Dutch scientists have found the coronavirus in a city’s wastewater before COVID-19 cases were reported, demonstrating a novel early warning system for the disease. SARS-CoV-2 — the virus that causes COVID-19 — is often excreted in an infected person’s stool. Although it is unlikely that sewage will become an important route of transmission, the pathogen’s increasing circulation in communities would increase the amount of it flowing into sewer systems, Gertjan Medema and colleagues at the KWR Water Research Institute in Nieuwegein said on Monday.

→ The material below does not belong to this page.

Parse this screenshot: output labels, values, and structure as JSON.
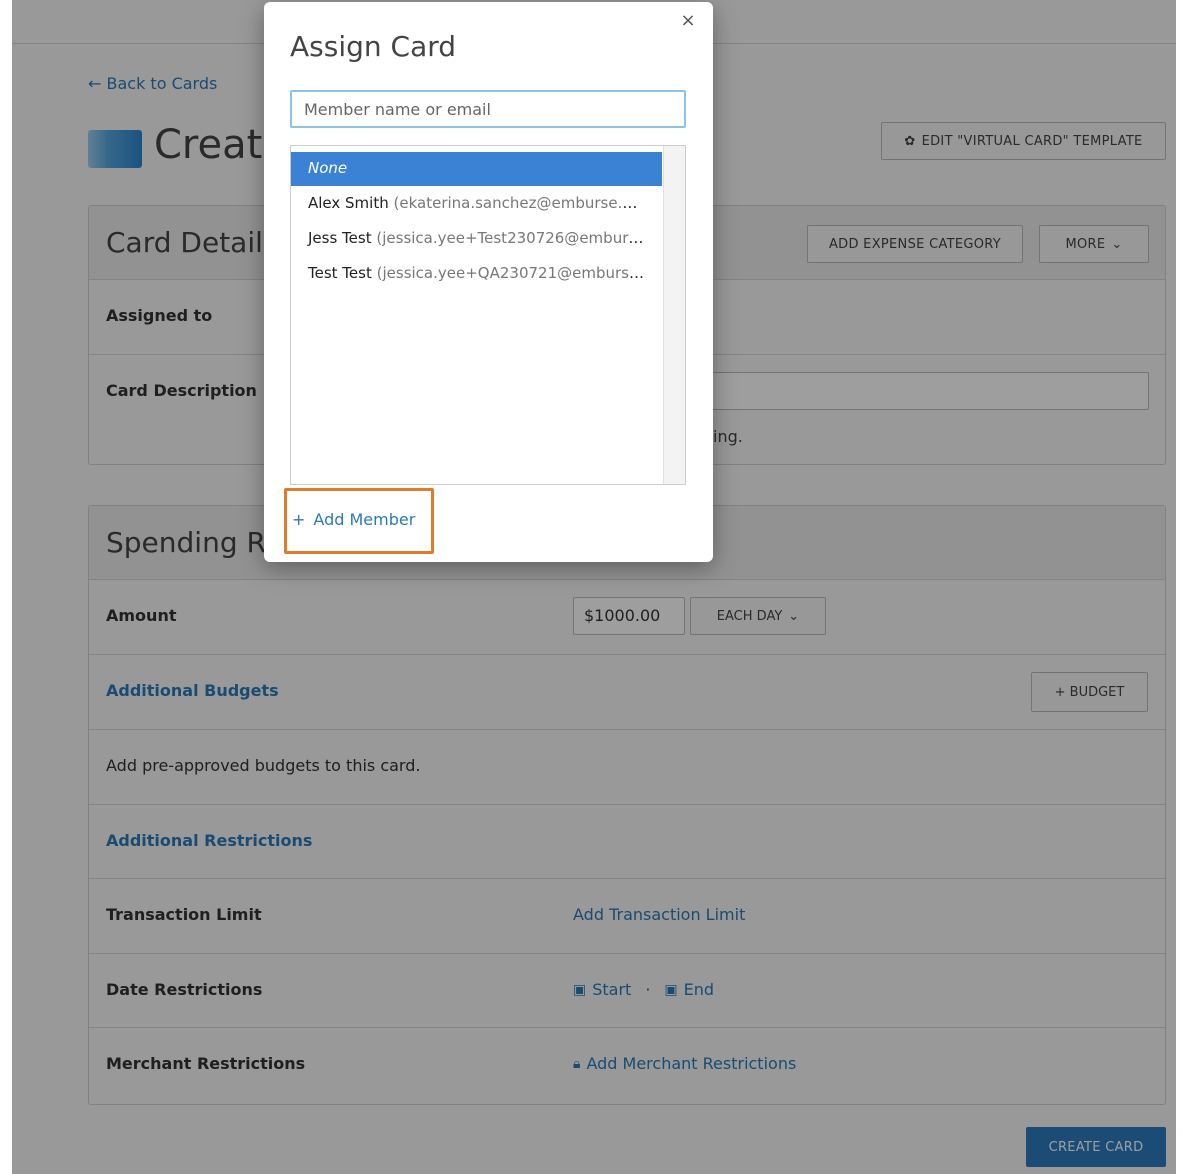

They detected genetic material from the coronavirus at a wastewater treatment plant in Amersfoort on March 5, before
TRUE TOLL? Some Chinese are skeptical about official data, particularly given the overwhelmed medical system and initial attempts to cover up the outbreak The long lines and stacks of urns greeting family members of the dead at funeral homes in Wuhan, China, are spurring questions about the true scale of casualties at the epicenter of the COVID-19 outbreak, renewing pressure on a Chinese government struggling to control its containment narrative. The families of those who succumbed to the coronavirus in the city, where the disease first emerged, were allowed to pick up their cremated ashes at eight funeral homes last week. As they did, photographs circulated on Chinese social media of thousands of urns being ferried in. Outside one funeral home, trucks shipped in about 2,500

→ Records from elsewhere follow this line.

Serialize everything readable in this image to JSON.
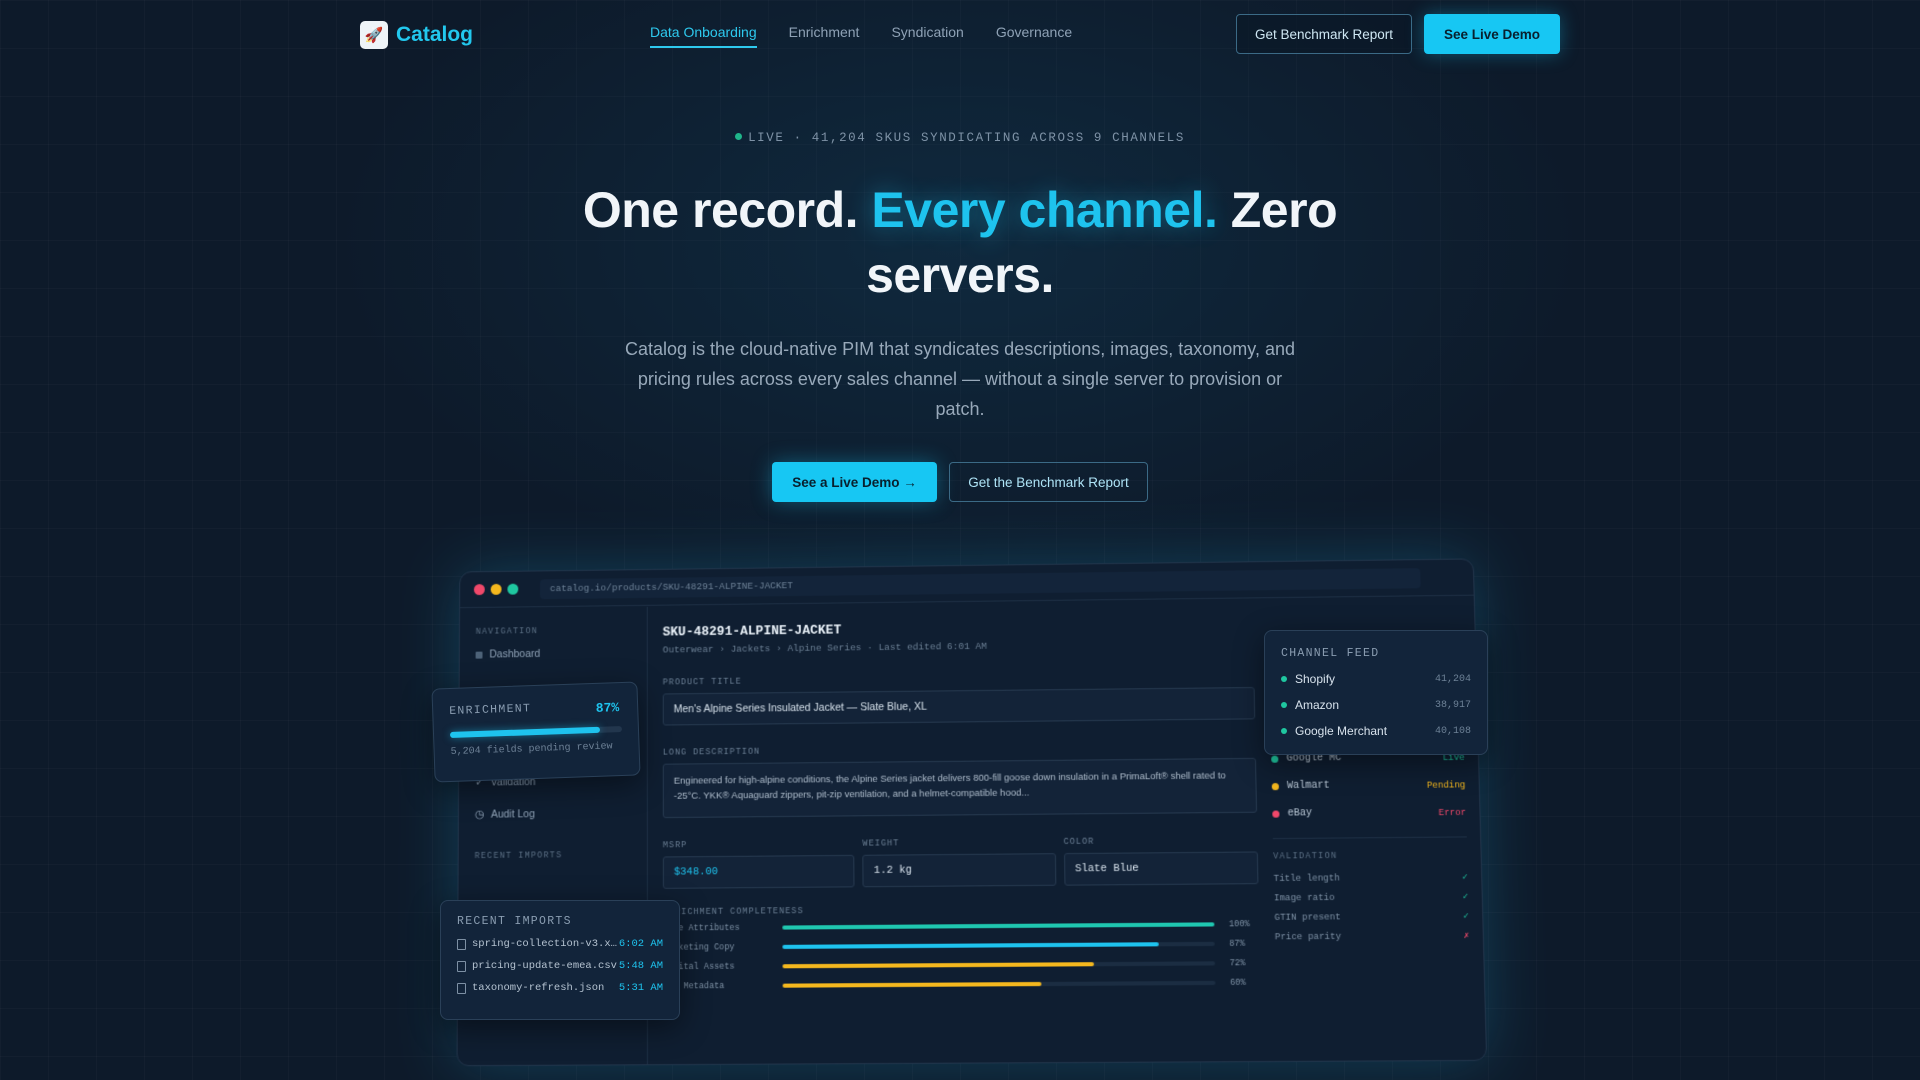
{
  "nav": {
    "brand": "Catalog",
    "links": [
      "Data Onboarding",
      "Enrichment",
      "Syndication",
      "Governance"
    ],
    "benchmark_btn": "Get Benchmark Report",
    "demo_btn": "See Live Demo"
  },
  "hero": {
    "live_badge": "LIVE · 41,204 SKUS SYNDICATING ACROSS 9 CHANNELS",
    "headline_part1": "One record. ",
    "headline_accent": "Every channel.",
    "headline_part2": " Zero servers.",
    "subtitle": "Catalog is the cloud-native PIM that syndicates descriptions, images, taxonomy, and pricing rules across every sales channel — without a single server to provision or patch.",
    "cta_primary": "See a Live Demo →",
    "cta_secondary": "Get the Benchmark Report"
  },
  "app": {
    "url": "catalog.io/products/SKU-48291-ALPINE-JACKET",
    "sidebar": {
      "nav_heading": "NAVIGATION",
      "dashboard": "Dashboard",
      "validation": "Validation",
      "audit_log": "Audit Log",
      "imports_heading": "RECENT IMPORTS"
    },
    "product": {
      "sku": "SKU-48291-ALPINE-JACKET",
      "breadcrumb": "Outerwear › Jackets › Alpine Series · Last edited 6:01 AM",
      "title_label": "PRODUCT TITLE",
      "title_value": "Men's Alpine Series Insulated Jacket — Slate Blue, XL",
      "desc_label": "LONG DESCRIPTION",
      "desc_value": "Engineered for high-alpine conditions, the Alpine Series jacket delivers 800-fill goose down insulation in a PrimaLoft® shell rated to -25°C. YKK® Aquaguard zippers, pit-zip ventilation, and a helmet-compatible hood...",
      "msrp_label": "MSRP",
      "msrp_value": "$348.00",
      "weight_label": "WEIGHT",
      "weight_value": "1.2 kg",
      "color_label": "COLOR",
      "color_value": "Slate Blue"
    },
    "completeness": {
      "heading": "ENRICHMENT COMPLETENESS",
      "rows": [
        {
          "label": "Core Attributes",
          "pct": "100%",
          "value": 1.0,
          "color": "#1fc7b0"
        },
        {
          "label": "Marketing Copy",
          "pct": "87%",
          "value": 0.87,
          "color": "#1ec3ee"
        },
        {
          "label": "Digital Assets",
          "pct": "72%",
          "value": 0.72,
          "color": "#f5b81e"
        },
        {
          "label": "SEO Metadata",
          "pct": "60%",
          "value": 0.6,
          "color": "#f5b81e"
        }
      ]
    },
    "channels": [
      {
        "name": "Google MC",
        "status": "Live",
        "dot": "#1fc7a0",
        "color": "#1fc7a0"
      },
      {
        "name": "Walmart",
        "status": "Pending",
        "dot": "#f5b81e",
        "color": "#f5b81e"
      },
      {
        "name": "eBay",
        "status": "Error",
        "dot": "#f0486a",
        "color": "#f0486a"
      }
    ],
    "validation": {
      "heading": "VALIDATION",
      "rows": [
        {
          "label": "Title length",
          "mark": "✓",
          "color": "#1fc7a0"
        },
        {
          "label": "Image ratio",
          "mark": "✓",
          "color": "#1fc7a0"
        },
        {
          "label": "GTIN present",
          "mark": "✓",
          "color": "#1fc7a0"
        },
        {
          "label": "Price parity",
          "mark": "✗",
          "color": "#f0486a"
        }
      ]
    }
  },
  "cards": {
    "enrichment": {
      "title": "ENRICHMENT",
      "pct": "87%",
      "value": 0.87,
      "note": "5,204 fields pending review"
    },
    "imports": {
      "title": "RECENT IMPORTS",
      "rows": [
        {
          "file": "spring-collection-v3.x…",
          "time": "6:02 AM"
        },
        {
          "file": "pricing-update-emea.csv",
          "time": "5:48 AM"
        },
        {
          "file": "taxonomy-refresh.json",
          "time": "5:31 AM"
        }
      ]
    },
    "channel_feed": {
      "title": "CHANNEL FEED",
      "rows": [
        {
          "name": "Shopify",
          "count": "41,204"
        },
        {
          "name": "Amazon",
          "count": "38,917"
        },
        {
          "name": "Google Merchant",
          "count": "40,108"
        }
      ]
    }
  },
  "colors": {
    "accent": "#17c7f3",
    "bg": "#0d1a2a"
  }
}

‘LIKE A CASSANDRA’: Chinese residents of Prato went into self-imposed lockdown and warned their Italian neighbors about what was coming, but were ignored In the storm of infection and death sweeping Italy, one big community stands out to health officials as remarkably unscathed — the 50,000 ethnic Chinese who live in the town of Prato. Two months ago, the country’s Chinese residents were the target of what Amnesty International described as shameful discrimination, the butt of insults and violent attacks by people who feared that they would spread the coronavirus through Italy. However, in the Tuscan town of Prato, home to Italy’s single biggest Chinese community, the opposite has been true. Once scapegoats, they are now held up by authorities as a model for early,